*** Opening of Dataset records ***

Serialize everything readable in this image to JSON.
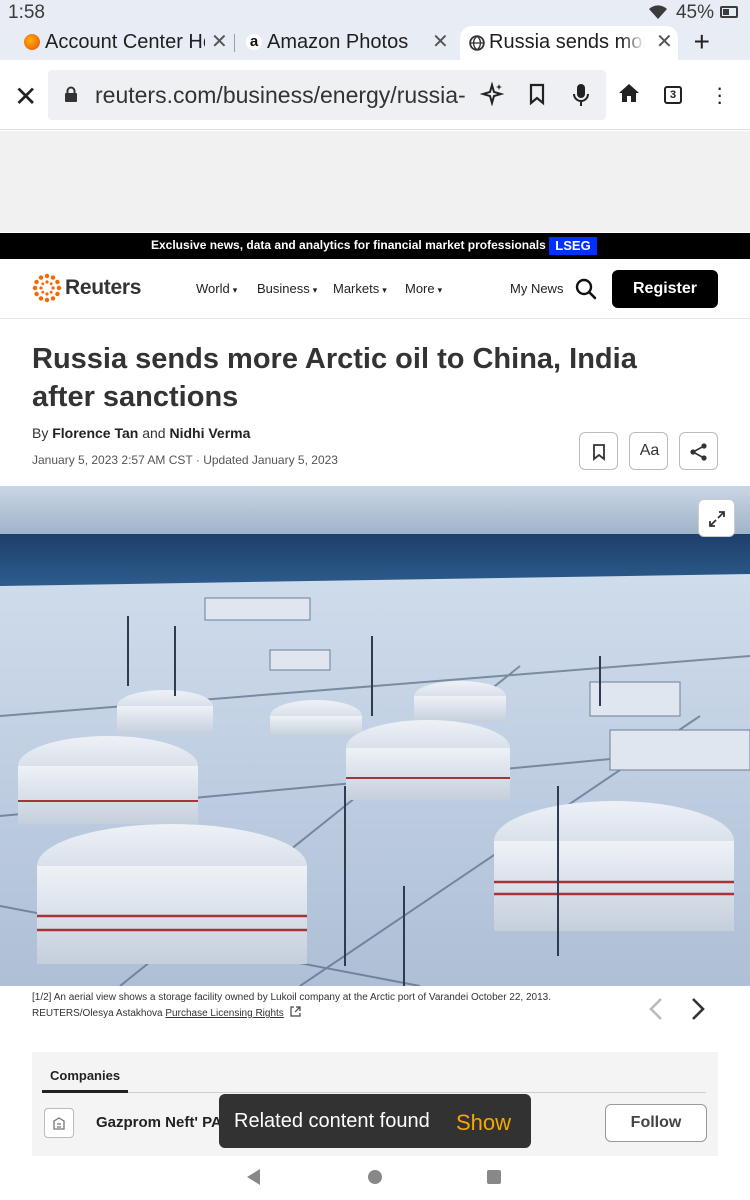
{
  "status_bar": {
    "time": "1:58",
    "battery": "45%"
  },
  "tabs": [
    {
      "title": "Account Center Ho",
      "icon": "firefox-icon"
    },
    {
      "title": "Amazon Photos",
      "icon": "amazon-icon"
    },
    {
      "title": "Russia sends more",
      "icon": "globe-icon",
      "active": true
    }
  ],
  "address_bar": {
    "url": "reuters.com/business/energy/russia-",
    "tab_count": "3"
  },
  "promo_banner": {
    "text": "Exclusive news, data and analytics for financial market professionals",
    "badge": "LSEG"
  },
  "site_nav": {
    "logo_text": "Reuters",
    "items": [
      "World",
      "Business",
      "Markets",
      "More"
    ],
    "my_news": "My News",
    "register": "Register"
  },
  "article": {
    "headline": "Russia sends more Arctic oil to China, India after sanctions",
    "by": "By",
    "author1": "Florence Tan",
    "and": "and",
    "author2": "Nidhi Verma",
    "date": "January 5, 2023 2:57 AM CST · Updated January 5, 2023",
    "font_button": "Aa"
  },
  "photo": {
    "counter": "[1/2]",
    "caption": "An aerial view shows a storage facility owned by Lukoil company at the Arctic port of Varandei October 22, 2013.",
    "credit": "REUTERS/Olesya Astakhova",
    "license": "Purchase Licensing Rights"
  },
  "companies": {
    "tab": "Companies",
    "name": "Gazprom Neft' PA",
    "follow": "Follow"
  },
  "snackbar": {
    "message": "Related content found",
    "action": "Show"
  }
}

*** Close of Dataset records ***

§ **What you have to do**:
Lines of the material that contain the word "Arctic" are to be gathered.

§ **Response to the exercise**:
    "headline": "Russia sends more Arctic oil to China, India after sanctions",
    "caption": "An aerial view shows a storage facility owned by Lukoil company at the Arctic port of Varandei October 22, 2013.",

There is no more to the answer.